Saturday, 05 December 2020


RG QoE is generally interested in topics relevant to QoE. Everyone is invited to participate in the topic area. Among others, RG QoE is currently investigating the following three topics in detail in the area of Quality of Experience

  1. QoE Fairness and Benchmarking Metrics,
  2. Crowdsourcing-based Performance Benchmarking,
  3. Benchmarking of Music Streaming Towards Quality of Experience.


QoE Fairness deals with the case of joint assessment of multiple users and applications in a common scenario. QoE is used here as a comparison metric. The aim is to be able to weigh different user ratings and experiences across application boundaries. The QoE should reflect a value that represents the satisfaction equally for multiple different applications. An example are applications running in a cloud system that share the cloud host's resources. With QoE fairness, it can be evaluated which application works better than the other running applications. This results in system-independent measured values that are based solely on the experience and satisfaction of the users of the applications. With this, a system configuration can be changed to balance the satisfaction of all users of applications in the cloud system. Under certain circumstances, this can also be an unfair allocation of resources, which then, in turn, results in a fair QoE for all users. This is because applications need different resources to deliver good or acceptable QoE to their users.

This interest group deals with all topics related to the term QoE fairness and welcomes interested parties.
Contact: Tobias Hoßfeld,

Crowdsourcing-based Performance Benchmarking deals with the case of massive user ratings for a system or infrastructure. This group is currently, but not exclusively, dealing with the evaluation of mobile communication systems, which is currently being heavily researched in the community.
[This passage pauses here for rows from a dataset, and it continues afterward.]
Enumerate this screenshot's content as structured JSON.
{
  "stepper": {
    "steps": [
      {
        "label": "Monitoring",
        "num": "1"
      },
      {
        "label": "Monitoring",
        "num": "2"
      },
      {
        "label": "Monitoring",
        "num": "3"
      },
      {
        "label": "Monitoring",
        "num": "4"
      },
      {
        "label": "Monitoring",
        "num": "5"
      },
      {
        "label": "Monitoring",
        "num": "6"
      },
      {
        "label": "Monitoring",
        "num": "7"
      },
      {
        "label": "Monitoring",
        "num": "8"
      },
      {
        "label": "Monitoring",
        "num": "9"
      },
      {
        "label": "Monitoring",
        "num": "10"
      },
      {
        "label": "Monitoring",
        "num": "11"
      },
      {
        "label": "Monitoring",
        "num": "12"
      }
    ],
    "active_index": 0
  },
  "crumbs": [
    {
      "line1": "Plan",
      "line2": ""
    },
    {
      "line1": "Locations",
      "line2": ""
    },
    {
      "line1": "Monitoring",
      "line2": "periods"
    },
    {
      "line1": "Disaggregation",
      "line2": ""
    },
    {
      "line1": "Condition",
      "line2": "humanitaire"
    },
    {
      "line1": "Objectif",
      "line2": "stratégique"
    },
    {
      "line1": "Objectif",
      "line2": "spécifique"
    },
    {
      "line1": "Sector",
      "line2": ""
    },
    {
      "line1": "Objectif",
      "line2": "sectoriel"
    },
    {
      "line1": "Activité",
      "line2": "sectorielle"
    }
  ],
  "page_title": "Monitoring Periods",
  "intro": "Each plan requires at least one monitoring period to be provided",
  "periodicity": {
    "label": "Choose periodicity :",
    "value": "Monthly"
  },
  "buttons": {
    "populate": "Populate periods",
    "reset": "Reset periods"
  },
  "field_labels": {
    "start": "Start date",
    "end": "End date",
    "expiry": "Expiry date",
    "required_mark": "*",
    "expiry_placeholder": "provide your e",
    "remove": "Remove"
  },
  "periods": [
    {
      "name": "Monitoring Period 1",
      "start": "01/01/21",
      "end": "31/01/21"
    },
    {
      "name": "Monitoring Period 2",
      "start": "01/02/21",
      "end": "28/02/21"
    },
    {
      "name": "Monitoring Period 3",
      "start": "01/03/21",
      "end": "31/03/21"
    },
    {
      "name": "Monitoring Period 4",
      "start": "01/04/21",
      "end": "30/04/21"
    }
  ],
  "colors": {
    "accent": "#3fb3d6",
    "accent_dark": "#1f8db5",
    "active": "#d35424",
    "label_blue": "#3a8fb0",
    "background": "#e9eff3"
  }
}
An Internet service provider uses an app or end-user measurements to survey the situation of the mobile communication network from the user's perspective. As a result, the users submit many individual, differently measured values for the mobile communication system. The challenge then lies in obtaining a generally valid and reliable rating about the overall performance of the system. For example, if there are more user ratings in a city than in the countryside, then the ratings in the city should not be overestimated when considering the overall performance. Furthermore, a statement or guideline must also be discussed and defined to what extent one can estimate whether an evaluation with a certain number of individual ratings allows a representative benchmarking. The temporal and spatial resolution of the individual ratings play a major role here. Above all, in other domains, such as big data, these questions are also important. We hope to work together in this field with other RG groups, companies and scientists.

Contact: Florian Wamser,

Music Streaming takes into account the current trend of listening to songs, audio books and playlists. It is closely linked to video streaming, but differs in the areas of resource consumption and usage behavior. Video streaming consumes more resources due to the larger content. Music Streaming, in contrast, is used commonly for longer time and also in the background. For many users, it is developing into an everyday background activity that is primarily intended to work continuously in every place. Further on, the usage behavior is different, as music streaming is often used while on the go, in the car or on the train. It has the advantage for the user that it can be used on all devices; even on devices with no or limited screen, such as smart speakers or smartphones. The RG QoE would like to examine QoE-related metrics for music streaming in order to be able to quantify how well a user is currently experiencing music streaming.

For all three areas we are looking for interested parties who are willing to work on these topics.

Contact: Anika Schwind,